* TASK INSTRUCTIONS *
Return the records exactly, please. Every line should match.

* RECORDS FOR THE EXERCISE *
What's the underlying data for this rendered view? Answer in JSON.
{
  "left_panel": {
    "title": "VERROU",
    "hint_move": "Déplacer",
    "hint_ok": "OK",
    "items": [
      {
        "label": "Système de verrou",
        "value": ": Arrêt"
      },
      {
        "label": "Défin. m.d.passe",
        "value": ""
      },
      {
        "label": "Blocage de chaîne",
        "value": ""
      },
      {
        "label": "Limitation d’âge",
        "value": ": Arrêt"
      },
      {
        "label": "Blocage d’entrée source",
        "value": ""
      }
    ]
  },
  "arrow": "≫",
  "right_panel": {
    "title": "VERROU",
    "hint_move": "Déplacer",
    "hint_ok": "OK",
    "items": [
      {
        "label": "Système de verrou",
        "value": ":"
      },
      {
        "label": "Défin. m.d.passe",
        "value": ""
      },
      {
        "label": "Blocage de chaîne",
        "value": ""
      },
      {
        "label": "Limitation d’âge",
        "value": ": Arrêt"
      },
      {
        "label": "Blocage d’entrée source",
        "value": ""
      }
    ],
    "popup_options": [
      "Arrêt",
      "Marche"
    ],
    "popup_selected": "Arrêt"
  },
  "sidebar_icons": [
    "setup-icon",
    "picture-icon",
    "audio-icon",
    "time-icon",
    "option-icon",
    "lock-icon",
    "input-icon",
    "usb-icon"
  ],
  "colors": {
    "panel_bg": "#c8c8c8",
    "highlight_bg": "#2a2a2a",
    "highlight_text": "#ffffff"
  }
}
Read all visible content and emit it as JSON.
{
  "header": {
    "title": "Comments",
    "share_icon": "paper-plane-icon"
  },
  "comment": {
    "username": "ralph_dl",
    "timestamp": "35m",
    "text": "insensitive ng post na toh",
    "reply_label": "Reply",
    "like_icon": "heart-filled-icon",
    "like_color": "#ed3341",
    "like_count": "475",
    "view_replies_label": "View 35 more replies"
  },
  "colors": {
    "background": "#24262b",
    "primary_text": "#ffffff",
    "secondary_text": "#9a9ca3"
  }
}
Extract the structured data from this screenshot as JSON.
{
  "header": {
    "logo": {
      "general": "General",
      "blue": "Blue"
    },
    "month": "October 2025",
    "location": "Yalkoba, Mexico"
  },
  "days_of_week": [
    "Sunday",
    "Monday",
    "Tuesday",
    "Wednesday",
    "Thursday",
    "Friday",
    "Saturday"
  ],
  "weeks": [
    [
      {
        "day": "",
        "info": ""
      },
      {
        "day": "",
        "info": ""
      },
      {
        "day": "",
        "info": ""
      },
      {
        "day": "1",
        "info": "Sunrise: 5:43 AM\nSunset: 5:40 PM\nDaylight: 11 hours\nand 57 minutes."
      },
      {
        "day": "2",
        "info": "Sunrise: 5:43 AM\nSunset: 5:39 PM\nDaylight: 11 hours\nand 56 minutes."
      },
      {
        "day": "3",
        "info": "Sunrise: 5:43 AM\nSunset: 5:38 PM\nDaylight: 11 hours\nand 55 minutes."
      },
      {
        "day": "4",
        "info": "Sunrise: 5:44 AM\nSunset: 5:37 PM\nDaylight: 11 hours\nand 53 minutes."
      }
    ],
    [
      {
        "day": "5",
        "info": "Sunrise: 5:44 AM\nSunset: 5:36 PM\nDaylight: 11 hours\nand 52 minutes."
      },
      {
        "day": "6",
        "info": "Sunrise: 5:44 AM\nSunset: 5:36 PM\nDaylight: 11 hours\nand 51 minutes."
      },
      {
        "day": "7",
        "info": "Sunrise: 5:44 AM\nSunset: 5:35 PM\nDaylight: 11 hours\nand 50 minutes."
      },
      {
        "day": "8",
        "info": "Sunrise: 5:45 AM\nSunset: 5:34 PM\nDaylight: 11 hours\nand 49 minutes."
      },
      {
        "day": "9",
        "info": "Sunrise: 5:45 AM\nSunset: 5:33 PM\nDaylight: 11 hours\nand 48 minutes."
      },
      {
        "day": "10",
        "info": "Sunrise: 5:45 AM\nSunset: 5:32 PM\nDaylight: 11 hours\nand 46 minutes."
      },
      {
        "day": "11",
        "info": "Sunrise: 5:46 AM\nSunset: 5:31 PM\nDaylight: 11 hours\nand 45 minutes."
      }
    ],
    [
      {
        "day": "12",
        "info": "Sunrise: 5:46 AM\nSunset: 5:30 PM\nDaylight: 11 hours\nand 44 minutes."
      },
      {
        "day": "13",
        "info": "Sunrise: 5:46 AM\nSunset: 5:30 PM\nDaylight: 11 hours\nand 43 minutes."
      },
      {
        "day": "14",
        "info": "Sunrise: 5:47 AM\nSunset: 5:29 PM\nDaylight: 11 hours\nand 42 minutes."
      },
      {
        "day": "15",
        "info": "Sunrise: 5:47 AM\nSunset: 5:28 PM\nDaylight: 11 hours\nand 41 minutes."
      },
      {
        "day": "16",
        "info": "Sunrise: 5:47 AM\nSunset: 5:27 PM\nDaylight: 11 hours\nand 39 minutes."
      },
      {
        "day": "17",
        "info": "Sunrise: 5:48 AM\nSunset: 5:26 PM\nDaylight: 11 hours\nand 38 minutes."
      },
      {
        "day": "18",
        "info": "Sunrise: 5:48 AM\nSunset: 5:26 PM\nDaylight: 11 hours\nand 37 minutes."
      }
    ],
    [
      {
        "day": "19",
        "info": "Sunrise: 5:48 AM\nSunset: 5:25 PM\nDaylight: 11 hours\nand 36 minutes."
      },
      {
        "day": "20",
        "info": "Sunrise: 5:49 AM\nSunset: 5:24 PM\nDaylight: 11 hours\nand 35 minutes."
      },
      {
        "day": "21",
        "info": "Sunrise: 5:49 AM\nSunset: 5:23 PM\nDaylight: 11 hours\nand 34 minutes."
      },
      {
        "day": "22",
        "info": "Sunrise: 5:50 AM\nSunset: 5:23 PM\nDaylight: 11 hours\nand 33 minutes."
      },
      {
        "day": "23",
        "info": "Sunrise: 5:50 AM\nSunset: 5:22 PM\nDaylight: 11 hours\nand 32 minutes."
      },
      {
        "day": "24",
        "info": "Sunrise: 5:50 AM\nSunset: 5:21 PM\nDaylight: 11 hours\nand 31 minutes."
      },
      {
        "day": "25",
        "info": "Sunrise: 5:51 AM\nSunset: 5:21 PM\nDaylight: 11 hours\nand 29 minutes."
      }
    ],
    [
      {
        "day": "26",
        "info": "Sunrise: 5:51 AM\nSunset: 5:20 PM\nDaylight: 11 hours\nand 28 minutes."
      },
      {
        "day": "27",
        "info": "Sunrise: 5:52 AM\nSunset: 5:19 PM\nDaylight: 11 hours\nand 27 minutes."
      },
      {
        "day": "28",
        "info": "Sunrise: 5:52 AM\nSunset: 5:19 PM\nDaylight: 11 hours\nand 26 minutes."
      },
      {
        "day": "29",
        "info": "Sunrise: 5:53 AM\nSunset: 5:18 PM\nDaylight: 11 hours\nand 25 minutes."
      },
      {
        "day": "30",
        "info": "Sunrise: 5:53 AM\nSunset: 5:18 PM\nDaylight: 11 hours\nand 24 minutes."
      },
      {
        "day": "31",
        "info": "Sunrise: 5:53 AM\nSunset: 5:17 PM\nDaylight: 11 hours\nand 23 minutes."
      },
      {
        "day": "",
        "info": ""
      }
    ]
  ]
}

* EXERCISE OUTPUT *
What's the underlying data for this rendered view? Answer in JSON.
{
  "left_panel": {
    "title": "VERROU",
    "hint_move": "Déplacer",
    "hint_ok": "OK",
    "items": [
      {
        "label": "Système de verrou",
        "value": ": Arrêt"
      },
      {
        "label": "Défin. m.d.passe",
        "value": ""
      },
      {
        "label": "Blocage de chaîne",
        "value": ""
      },
      {
        "label": "Limitation d’âge",
        "value": ": Arrêt"
      },
      {
        "label": "Blocage d’entrée source",
        "value": ""
      }
    ]
  },
  "arrow": "≫",
  "right_panel": {
    "title": "VERROU",
    "hint_move": "Déplacer",
    "hint_ok": "OK",
    "items": [
      {
        "label": "Système de verrou",
        "value": ":"
      },
      {
        "label": "Défin. m.d.passe",
        "value": ""
      },
      {
        "label": "Blocage de chaîne",
        "value": ""
      },
      {
        "label": "Limitation d’âge",
        "value": ": Arrêt"
      },
      {
        "label": "Blocage d’entrée source",
        "value": ""
      }
    ],
    "popup_options": [
      "Arrêt",
      "Marche"
    ],
    "popup_selected": "Arrêt"
  },
  "sidebar_icons": [
    "setup-icon",
    "picture-icon",
    "audio-icon",
    "time-icon",
    "option-icon",
    "lock-icon",
    "input-icon",
    "usb-icon"
  ],
  "colors": {
    "panel_bg": "#c8c8c8",
    "highlight_bg": "#2a2a2a",
    "highlight_text": "#ffffff"
  }
}
Read all visible content and emit it as JSON.
{
  "header": {
    "title": "Comments",
    "share_icon": "paper-plane-icon"
  },
  "comment": {
    "username": "ralph_dl",
    "timestamp": "35m",
    "text": "insensitive ng post na toh",
    "reply_label": "Reply",
    "like_icon": "heart-filled-icon",
    "like_color": "#ed3341",
    "like_count": "475",
    "view_replies_label": "View 35 more replies"
  },
  "colors": {
    "background": "#24262b",
    "primary_text": "#ffffff",
    "secondary_text": "#9a9ca3"
  }
}
Extract the structured data from this screenshot as JSON.
{
  "header": {
    "logo": {
      "general": "General",
      "blue": "Blue"
    },
    "month": "October 2025",
    "location": "Yalkoba, Mexico"
  },
  "days_of_week": [
    "Sunday",
    "Monday",
    "Tuesday",
    "Wednesday",
    "Thursday",
    "Friday",
    "Saturday"
  ],
  "weeks": [
    [
      {
        "day": "",
        "info": ""
      },
      {
        "day": "",
        "info": ""
      },
      {
        "day": "",
        "info": ""
      },
      {
        "day": "1",
        "info": "Sunrise: 5:43 AM\nSunset: 5:40 PM\nDaylight: 11 hours\nand 57 minutes."
      },
      {
        "day": "2",
        "info": "Sunrise: 5:43 AM\nSunset: 5:39 PM\nDaylight: 11 hours\nand 56 minutes."
      },
      {
        "day": "3",
        "info": "Sunrise: 5:43 AM\nSunset: 5:38 PM\nDaylight: 11 hours\nand 55 minutes."
      },
      {
        "day": "4",
        "info": "Sunrise: 5:44 AM\nSunset: 5:37 PM\nDaylight: 11 hours\nand 53 minutes."
      }
    ],
    [
      {
        "day": "5",
        "info": "Sunrise: 5:44 AM\nSunset: 5:36 PM\nDaylight: 11 hours\nand 52 minutes."
      },
      {
        "day": "6",
        "info": "Sunrise: 5:44 AM\nSunset: 5:36 PM\nDaylight: 11 hours\nand 51 minutes."
      },
      {
        "day": "7",
        "info": "Sunrise: 5:44 AM\nSunset: 5:35 PM\nDaylight: 11 hours\nand 50 minutes."
      },
      {
        "day": "8",
        "info": "Sunrise: 5:45 AM\nSunset: 5:34 PM\nDaylight: 11 hours\nand 49 minutes."
      },
      {
        "day": "9",
        "info": "Sunrise: 5:45 AM\nSunset: 5:33 PM\nDaylight: 11 hours\nand 48 minutes."
      },
      {
        "day": "10",
        "info": "Sunrise: 5:45 AM\nSunset: 5:32 PM\nDaylight: 11 hours\nand 46 minutes."
      },
      {
        "day": "11",
        "info": "Sunrise: 5:46 AM\nSunset: 5:31 PM\nDaylight: 11 hours\nand 45 minutes."
      }
    ],
    [
      {
        "day": "12",
        "info": "Sunrise: 5:46 AM\nSunset: 5:30 PM\nDaylight: 11 hours\nand 44 minutes."
      },
      {
        "day": "13",
        "info": "Sunrise: 5:46 AM\nSunset: 5:30 PM\nDaylight: 11 hours\nand 43 minutes."
      },
      {
        "day": "14",
        "info": "Sunrise: 5:47 AM\nSunset: 5:29 PM\nDaylight: 11 hours\nand 42 minutes."
      },
      {
        "day": "15",
        "info": "Sunrise: 5:47 AM\nSunset: 5:28 PM\nDaylight: 11 hours\nand 41 minutes."
      },
      {
        "day": "16",
        "info": "Sunrise: 5:47 AM\nSunset: 5:27 PM\nDaylight: 11 hours\nand 39 minutes."
      },
      {
        "day": "17",
        "info": "Sunrise: 5:48 AM\nSunset: 5:26 PM\nDaylight: 11 hours\nand 38 minutes."
      },
      {
        "day": "18",
        "info": "Sunrise: 5:48 AM\nSunset: 5:26 PM\nDaylight: 11 hours\nand 37 minutes."
      }
    ],
    [
      {
        "day": "19",
        "info": "Sunrise: 5:48 AM\nSunset: 5:25 PM\nDaylight: 11 hours\nand 36 minutes."
      },
      {
        "day": "20",
        "info": "Sunrise: 5:49 AM\nSunset: 5:24 PM\nDaylight: 11 hours\nand 35 minutes."
      },
      {
        "day": "21",
        "info": "Sunrise: 5:49 AM\nSunset: 5:23 PM\nDaylight: 11 hours\nand 34 minutes."
      },
      {
        "day": "22",
        "info": "Sunrise: 5:50 AM\nSunset: 5:23 PM\nDaylight: 11 hours\nand 33 minutes."
      },
      {
        "day": "23",
        "info": "Sunrise: 5:50 AM\nSunset: 5:22 PM\nDaylight: 11 hours\nand 32 minutes."
      },
      {
        "day": "24",
        "info": "Sunrise: 5:50 AM\nSunset: 5:21 PM\nDaylight: 11 hours\nand 31 minutes."
      },
      {
        "day": "25",
        "info": "Sunrise: 5:51 AM\nSunset: 5:21 PM\nDaylight: 11 hours\nand 29 minutes."
      }
    ],
    [
      {
        "day": "26",
        "info": "Sunrise: 5:51 AM\nSunset: 5:20 PM\nDaylight: 11 hours\nand 28 minutes."
      },
      {
        "day": "27",
        "info": "Sunrise: 5:52 AM\nSunset: 5:19 PM\nDaylight: 11 hours\nand 27 minutes."
      },
      {
        "day": "28",
        "info": "Sunrise: 5:52 AM\nSunset: 5:19 PM\nDaylight: 11 hours\nand 26 minutes."
      },
      {
        "day": "29",
        "info": "Sunrise: 5:53 AM\nSunset: 5:18 PM\nDaylight: 11 hours\nand 25 minutes."
      },
      {
        "day": "30",
        "info": "Sunrise: 5:53 AM\nSunset: 5:18 PM\nDaylight: 11 hours\nand 24 minutes."
      },
      {
        "day": "31",
        "info": "Sunrise: 5:53 AM\nSunset: 5:17 PM\nDaylight: 11 hours\nand 23 minutes."
      },
      {
        "day": "",
        "info": ""
      }
    ]
  ]
}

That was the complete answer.